Some common comments over these months were: “My God have they not heard of liquid soap before?” “Jeez this is the stupidest set up I have ever seen”
I remember how smart we felt when we would add water to the tub, let it sink in and soften the slab so we could easily scoop the softened paste into the sink with just our fingers. Upon moving to each new rental unit, it was one of the first things we would do as part of settling in!
Near the end of our trip, I was explaining my frustration with the soap to a lady we had met. I explained our initial chipping process and then our brilliant solution of softening the substance with water before using.
A world traveler and now friend Dawn B overheard me and after she stopped laughing; she explained the sponge, rub the tub and cold water rinse method. Doing dishes has never been the same since!
Numerous guests that have come to visit us, often return home with a tub or two. It is truly ingenious and I have no idea why this didn’t catch on ‘back home’.
If I can add a bit of constructive criticism, it would have been helpful had it come with instructions…… just sayin’
Ok…you telling me we’re supposed be putting water in this “.paste”? Then rinse in cold water? Am I the only one???? Lol!
You can buy liquid dish soap here no problem but I do agree that the solid tub of dish soap is great. I use both.
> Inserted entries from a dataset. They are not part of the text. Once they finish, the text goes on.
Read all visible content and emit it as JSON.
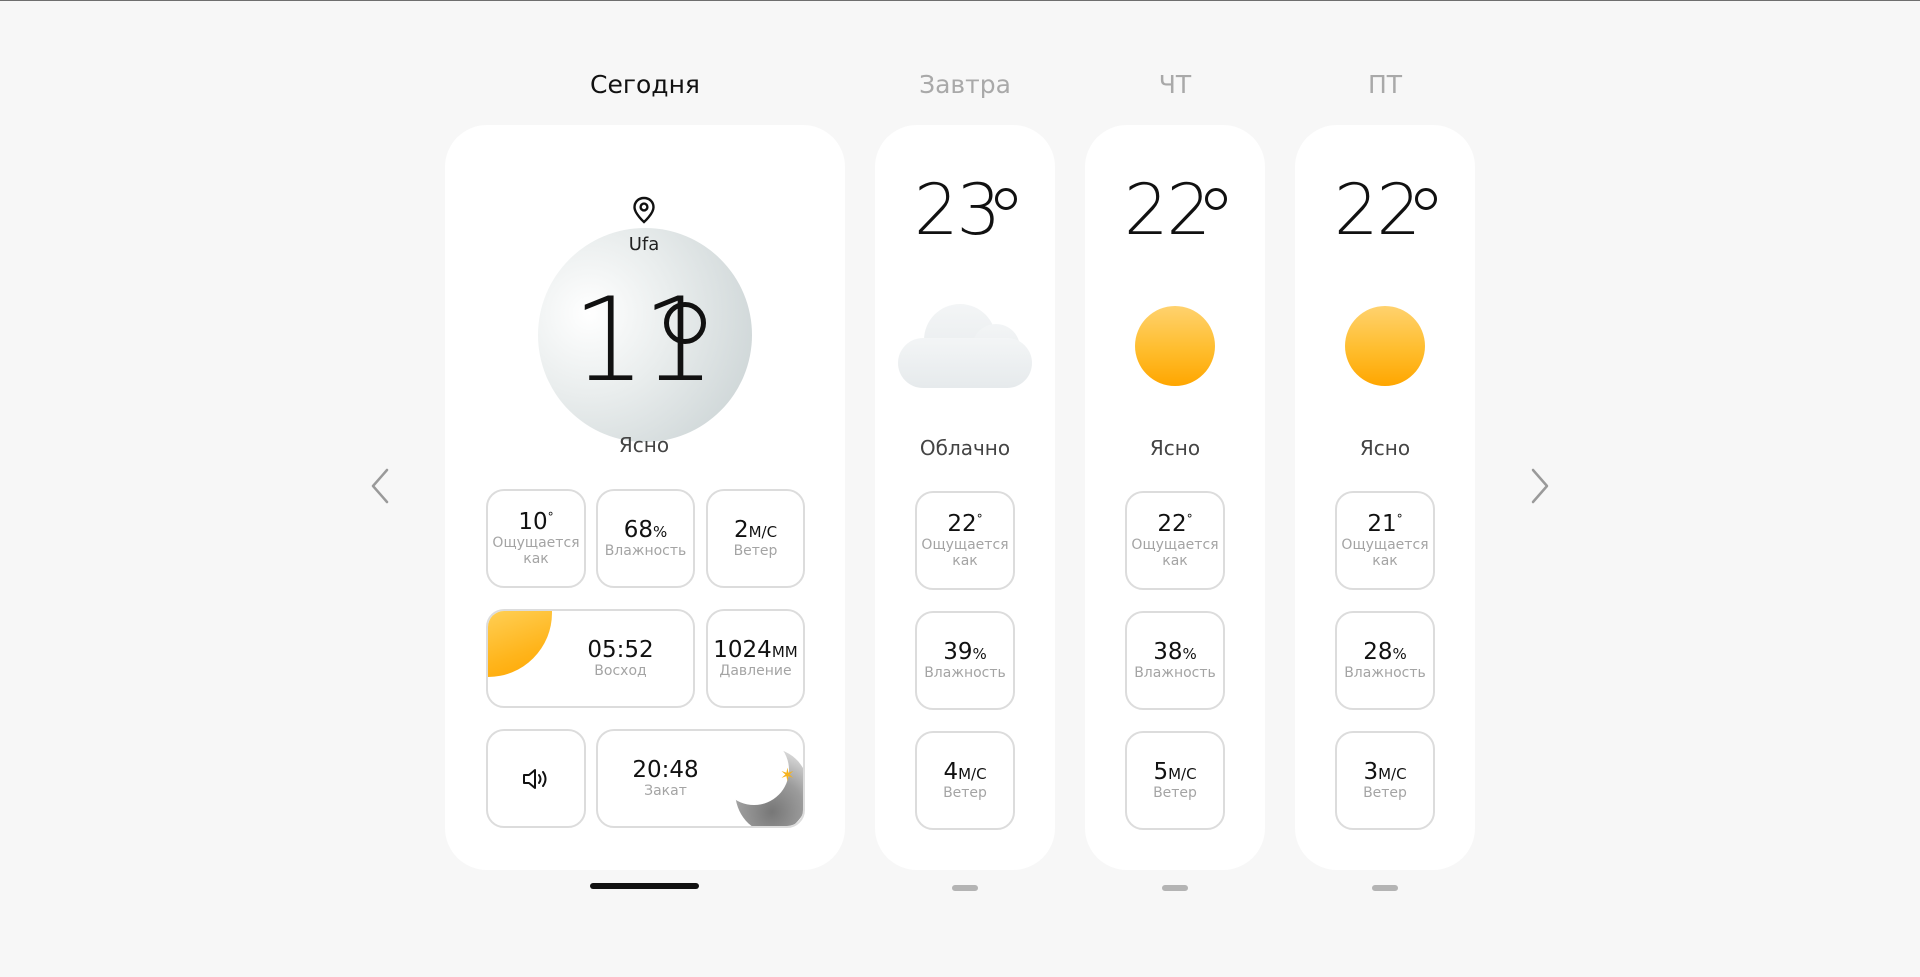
{
  "today": {
    "heading": "Сегодня",
    "city": "Ufa",
    "temperature": "11",
    "condition": "Ясно",
    "feels_like": {
      "value": "10",
      "unit": "°",
      "label": "Ощущается как"
    },
    "humidity": {
      "value": "68",
      "unit": "%",
      "label": "Влажность"
    },
    "wind": {
      "value": "2",
      "unit": "М/С",
      "label": "Ветер"
    },
    "sunrise": {
      "time": "05:52",
      "label": "Восход"
    },
    "pressure": {
      "value": "1024",
      "unit": "ММ",
      "label": "Давление"
    },
    "sunset": {
      "time": "20:48",
      "label": "Закат"
    },
    "icons": [
      "location-pin-icon",
      "speaker-icon",
      "sun-icon",
      "moon-icon",
      "star-icon"
    ]
  },
  "forecast": [
    {
      "heading": "Завтра",
      "temperature": "23",
      "condition": "Облачно",
      "icon": "cloud-icon",
      "feels_like": {
        "value": "22",
        "unit": "°",
        "label": "Ощущается как"
      },
      "humidity": {
        "value": "39",
        "unit": "%",
        "label": "Влажность"
      },
      "wind": {
        "value": "4",
        "unit": "М/С",
        "label": "Ветер"
      }
    },
    {
      "heading": "ЧТ",
      "temperature": "22",
      "condition": "Ясно",
      "icon": "sun-icon",
      "feels_like": {
        "value": "22",
        "unit": "°",
        "label": "Ощущается как"
      },
      "humidity": {
        "value": "38",
        "unit": "%",
        "label": "Влажность"
      },
      "wind": {
        "value": "5",
        "unit": "М/С",
        "label": "Ветер"
      }
    },
    {
      "heading": "ПТ",
      "temperature": "22",
      "condition": "Ясно",
      "icon": "sun-icon",
      "feels_like": {
        "value": "21",
        "unit": "°",
        "label": "Ощущается как"
      },
      "humidity": {
        "value": "28",
        "unit": "%",
        "label": "Влажность"
      },
      "wind": {
        "value": "3",
        "unit": "М/С",
        "label": "Ветер"
      }
    }
  ],
  "navigation": {
    "prev_icon": "chevron-left-icon",
    "next_icon": "chevron-right-icon"
  },
  "colors": {
    "sun": "#ffb51c",
    "background": "#f7f7f7",
    "card": "#ffffff",
    "tile_border": "#dcdcdc",
    "muted_text": "#a4a4a4",
    "star": "#f6b21b"
  }
}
Our South American friends tend to use a water saturated sponge, which they swipe through the paste. This leaves quite a bit of water in the tub. When finished they leave the saturated sponge in the tub. However, this process tends to leave food particles behind in both the tub and the sponge. So, I modified the process using a less than saturated sponge, which I swipe though softened paste. When finished I rinse out the sponge which I set aside to dry and place some water (puddle) in the paste for the next time. I sometimes place the lid back on the tub to keep the paste moist, but more often than not I simply leave the lid off because we use the paste so much.